[What you need to do]:
Going line by line through the data below, how many lines contain the word "Regular"? Give only the number.

..............................

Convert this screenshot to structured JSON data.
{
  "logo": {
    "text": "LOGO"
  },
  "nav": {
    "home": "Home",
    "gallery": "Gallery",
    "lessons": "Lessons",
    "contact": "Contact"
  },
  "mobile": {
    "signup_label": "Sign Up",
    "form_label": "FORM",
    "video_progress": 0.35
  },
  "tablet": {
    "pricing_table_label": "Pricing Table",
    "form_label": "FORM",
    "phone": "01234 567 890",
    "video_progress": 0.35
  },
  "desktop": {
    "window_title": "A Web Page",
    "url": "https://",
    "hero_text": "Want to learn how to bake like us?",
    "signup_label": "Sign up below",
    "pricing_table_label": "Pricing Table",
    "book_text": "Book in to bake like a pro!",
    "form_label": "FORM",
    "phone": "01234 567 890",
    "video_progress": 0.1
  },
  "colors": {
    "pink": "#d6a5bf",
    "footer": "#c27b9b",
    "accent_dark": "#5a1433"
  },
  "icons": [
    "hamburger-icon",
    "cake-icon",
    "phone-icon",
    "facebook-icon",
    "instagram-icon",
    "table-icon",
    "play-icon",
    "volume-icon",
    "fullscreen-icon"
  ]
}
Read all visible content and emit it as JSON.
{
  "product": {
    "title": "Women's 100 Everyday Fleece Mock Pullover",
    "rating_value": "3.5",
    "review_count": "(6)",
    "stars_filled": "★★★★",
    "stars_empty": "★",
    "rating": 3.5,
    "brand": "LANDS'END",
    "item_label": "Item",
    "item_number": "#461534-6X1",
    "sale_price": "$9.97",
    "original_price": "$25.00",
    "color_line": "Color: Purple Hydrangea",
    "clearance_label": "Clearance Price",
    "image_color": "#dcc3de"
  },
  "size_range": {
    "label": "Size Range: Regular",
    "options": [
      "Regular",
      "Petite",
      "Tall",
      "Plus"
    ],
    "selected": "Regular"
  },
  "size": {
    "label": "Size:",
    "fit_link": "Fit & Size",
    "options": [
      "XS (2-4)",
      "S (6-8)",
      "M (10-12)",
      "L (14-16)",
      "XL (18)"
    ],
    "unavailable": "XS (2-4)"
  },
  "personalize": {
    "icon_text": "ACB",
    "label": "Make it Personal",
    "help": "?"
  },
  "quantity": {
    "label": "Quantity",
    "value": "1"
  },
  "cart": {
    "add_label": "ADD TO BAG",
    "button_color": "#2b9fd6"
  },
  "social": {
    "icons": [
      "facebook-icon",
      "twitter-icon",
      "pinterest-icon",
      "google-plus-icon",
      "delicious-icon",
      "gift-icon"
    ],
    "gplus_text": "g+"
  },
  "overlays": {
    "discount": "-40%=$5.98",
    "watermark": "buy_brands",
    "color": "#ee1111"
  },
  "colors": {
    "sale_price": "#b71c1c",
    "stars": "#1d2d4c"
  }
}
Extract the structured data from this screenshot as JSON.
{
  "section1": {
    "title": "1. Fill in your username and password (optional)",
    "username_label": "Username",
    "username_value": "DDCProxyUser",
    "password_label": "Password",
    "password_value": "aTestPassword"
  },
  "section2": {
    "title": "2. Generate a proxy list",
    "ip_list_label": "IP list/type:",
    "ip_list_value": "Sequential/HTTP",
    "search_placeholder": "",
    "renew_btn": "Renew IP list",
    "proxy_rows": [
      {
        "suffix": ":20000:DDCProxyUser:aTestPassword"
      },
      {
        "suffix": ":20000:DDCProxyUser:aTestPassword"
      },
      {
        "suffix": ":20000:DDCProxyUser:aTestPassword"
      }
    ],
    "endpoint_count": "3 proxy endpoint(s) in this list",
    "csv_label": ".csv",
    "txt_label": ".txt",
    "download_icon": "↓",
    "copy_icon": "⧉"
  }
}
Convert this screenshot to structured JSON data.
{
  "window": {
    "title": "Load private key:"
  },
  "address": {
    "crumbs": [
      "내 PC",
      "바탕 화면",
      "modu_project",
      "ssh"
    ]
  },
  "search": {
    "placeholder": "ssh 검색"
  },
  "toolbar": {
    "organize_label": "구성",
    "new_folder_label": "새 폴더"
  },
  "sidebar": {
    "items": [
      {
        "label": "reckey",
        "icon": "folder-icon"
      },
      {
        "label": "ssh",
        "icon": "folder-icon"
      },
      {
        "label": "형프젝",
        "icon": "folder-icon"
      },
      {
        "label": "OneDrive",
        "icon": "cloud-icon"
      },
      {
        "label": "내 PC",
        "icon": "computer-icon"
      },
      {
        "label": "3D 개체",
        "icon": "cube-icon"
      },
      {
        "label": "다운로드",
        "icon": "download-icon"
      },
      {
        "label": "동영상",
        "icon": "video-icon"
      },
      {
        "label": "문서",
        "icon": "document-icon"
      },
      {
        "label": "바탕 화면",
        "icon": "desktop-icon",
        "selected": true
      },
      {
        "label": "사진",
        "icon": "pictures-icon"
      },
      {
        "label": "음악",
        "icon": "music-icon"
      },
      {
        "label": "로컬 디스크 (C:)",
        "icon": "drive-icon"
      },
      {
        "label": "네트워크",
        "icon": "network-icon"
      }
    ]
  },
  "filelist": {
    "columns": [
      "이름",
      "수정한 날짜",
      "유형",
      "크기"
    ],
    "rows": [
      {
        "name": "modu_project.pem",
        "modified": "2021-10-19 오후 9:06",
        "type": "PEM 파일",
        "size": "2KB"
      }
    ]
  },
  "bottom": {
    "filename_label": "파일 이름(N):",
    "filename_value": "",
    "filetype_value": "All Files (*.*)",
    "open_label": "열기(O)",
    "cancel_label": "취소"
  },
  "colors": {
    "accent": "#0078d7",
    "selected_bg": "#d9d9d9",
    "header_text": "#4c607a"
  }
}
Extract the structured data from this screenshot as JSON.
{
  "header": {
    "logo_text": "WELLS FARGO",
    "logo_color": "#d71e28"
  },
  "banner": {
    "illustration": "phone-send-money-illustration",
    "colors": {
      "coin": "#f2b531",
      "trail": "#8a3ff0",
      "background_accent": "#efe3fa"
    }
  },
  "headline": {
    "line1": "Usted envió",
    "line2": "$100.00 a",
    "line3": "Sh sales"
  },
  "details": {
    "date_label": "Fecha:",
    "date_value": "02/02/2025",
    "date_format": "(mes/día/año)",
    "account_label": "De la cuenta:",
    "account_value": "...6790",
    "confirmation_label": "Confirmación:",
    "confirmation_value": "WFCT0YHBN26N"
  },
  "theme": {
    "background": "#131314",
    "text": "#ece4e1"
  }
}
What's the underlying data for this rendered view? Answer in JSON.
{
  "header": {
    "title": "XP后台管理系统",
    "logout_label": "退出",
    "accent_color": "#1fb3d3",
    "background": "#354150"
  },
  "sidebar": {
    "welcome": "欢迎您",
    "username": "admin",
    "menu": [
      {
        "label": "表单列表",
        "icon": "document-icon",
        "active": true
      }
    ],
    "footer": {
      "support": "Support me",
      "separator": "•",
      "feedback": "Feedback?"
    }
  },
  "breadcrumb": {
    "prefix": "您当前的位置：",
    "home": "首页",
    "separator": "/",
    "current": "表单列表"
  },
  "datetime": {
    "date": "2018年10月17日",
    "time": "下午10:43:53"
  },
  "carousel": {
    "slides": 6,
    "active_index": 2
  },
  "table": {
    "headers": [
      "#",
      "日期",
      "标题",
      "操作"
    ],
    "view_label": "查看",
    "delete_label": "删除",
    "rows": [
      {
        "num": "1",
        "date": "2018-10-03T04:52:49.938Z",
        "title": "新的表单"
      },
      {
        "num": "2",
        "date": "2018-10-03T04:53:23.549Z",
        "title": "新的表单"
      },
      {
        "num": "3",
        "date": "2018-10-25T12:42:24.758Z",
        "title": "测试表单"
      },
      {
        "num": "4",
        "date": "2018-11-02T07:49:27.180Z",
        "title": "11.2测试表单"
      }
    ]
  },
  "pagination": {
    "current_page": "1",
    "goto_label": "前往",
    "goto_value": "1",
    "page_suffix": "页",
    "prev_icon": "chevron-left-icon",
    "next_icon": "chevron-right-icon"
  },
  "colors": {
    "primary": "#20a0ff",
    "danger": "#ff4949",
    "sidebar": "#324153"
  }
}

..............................

[The answer]:
3